**INSTRUCTIONS FOR THE TASK:** Below are the entries; return every line among them that holds the word "hint".
(SUPPLIED ENTRIES Opens)
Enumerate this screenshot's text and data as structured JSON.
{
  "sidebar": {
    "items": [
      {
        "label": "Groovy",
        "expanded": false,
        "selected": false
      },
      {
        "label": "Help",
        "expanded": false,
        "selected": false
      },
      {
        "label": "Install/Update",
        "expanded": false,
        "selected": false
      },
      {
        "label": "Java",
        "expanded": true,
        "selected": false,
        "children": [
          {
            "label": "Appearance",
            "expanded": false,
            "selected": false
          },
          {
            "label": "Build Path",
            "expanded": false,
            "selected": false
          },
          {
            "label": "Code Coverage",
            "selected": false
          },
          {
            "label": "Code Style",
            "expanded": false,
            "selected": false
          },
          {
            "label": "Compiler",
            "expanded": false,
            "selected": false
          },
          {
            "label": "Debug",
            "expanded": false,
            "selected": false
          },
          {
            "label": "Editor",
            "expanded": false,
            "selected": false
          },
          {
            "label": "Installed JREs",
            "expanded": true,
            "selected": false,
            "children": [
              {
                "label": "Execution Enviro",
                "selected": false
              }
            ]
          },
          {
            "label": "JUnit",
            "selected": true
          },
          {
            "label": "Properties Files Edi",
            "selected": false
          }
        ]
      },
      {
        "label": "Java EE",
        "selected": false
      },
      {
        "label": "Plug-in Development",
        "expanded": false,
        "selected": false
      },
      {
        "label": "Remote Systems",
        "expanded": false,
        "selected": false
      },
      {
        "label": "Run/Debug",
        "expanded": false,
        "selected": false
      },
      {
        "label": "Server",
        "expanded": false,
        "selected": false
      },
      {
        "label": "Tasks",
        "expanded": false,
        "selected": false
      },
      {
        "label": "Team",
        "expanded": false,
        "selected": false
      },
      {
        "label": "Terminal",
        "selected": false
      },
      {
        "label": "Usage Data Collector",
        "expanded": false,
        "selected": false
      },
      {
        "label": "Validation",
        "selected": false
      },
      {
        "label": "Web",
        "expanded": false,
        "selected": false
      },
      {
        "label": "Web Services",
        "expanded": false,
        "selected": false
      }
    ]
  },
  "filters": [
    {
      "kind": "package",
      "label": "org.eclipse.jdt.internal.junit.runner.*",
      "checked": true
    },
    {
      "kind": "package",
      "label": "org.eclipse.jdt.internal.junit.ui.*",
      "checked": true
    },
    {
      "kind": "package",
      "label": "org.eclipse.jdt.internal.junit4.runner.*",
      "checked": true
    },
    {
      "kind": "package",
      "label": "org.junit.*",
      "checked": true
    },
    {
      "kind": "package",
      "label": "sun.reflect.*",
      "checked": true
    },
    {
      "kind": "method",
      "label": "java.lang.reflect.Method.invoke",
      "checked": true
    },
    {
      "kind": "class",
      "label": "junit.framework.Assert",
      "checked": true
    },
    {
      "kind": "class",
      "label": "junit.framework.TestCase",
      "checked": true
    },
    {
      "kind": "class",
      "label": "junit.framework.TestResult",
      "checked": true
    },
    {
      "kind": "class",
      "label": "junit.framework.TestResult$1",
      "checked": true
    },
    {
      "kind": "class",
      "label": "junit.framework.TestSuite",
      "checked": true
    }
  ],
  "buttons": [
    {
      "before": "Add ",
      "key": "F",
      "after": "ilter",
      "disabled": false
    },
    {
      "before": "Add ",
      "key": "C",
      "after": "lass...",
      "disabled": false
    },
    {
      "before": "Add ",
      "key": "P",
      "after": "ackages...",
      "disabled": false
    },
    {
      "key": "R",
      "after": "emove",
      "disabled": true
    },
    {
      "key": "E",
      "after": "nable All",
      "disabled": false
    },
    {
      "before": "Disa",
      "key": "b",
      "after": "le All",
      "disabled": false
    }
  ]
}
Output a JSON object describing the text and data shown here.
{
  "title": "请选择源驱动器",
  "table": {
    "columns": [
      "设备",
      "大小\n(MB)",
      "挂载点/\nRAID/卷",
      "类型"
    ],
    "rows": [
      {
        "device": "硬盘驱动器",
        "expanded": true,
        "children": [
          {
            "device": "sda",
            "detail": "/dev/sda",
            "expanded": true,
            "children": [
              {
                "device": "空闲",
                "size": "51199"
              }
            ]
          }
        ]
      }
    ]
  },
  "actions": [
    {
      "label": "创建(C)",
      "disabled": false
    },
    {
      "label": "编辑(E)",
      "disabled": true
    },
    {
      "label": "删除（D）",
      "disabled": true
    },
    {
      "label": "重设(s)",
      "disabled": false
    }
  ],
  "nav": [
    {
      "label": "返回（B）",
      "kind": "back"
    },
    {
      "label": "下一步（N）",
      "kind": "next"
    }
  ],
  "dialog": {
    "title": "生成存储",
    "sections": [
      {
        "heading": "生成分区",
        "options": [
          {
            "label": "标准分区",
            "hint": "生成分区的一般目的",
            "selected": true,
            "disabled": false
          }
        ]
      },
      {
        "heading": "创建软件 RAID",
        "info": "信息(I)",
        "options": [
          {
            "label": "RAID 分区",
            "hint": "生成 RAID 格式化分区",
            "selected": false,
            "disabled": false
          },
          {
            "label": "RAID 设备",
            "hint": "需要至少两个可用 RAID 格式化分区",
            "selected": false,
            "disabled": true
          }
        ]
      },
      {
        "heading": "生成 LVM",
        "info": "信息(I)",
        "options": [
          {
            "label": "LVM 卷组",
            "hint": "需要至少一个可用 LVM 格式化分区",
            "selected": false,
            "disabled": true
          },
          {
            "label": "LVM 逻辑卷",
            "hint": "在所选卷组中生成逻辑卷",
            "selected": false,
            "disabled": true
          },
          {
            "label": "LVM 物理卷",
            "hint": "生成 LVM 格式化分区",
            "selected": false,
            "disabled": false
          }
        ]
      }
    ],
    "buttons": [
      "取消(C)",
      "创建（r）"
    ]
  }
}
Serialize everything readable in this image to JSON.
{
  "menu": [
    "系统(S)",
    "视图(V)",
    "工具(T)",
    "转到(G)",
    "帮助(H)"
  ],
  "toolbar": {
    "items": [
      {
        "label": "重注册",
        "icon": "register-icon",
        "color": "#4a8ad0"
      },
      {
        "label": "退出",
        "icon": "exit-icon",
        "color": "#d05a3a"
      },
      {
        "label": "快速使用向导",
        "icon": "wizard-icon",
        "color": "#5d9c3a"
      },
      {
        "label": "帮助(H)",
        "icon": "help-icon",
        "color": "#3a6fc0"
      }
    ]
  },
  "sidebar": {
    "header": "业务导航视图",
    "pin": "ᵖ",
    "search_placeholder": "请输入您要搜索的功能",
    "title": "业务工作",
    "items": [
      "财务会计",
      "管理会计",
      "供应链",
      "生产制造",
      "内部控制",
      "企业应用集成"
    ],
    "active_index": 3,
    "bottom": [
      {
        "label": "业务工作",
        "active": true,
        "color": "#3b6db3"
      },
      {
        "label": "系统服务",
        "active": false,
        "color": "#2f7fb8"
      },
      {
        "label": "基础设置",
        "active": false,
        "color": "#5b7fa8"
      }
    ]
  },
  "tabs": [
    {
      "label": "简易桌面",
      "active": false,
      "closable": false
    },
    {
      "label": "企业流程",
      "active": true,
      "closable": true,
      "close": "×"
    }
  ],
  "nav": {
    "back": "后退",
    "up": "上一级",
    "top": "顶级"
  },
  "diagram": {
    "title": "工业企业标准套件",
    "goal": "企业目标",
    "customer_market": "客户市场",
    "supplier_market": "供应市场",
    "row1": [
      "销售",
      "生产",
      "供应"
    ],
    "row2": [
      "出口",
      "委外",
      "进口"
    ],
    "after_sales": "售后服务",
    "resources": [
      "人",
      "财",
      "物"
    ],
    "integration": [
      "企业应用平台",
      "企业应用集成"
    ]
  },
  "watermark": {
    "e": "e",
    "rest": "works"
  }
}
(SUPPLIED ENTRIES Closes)
**WRITTEN RESPONSE:**
            "hint": "生成分区的一般目的",
            "hint": "生成 RAID 格式化分区",
            "hint": "需要至少两个可用 RAID 格式化分区",
            "hint": "需要至少一个可用 LVM 格式化分区",
            "hint": "在所选卷组中生成逻辑卷",
            "hint": "生成 LVM 格式化分区",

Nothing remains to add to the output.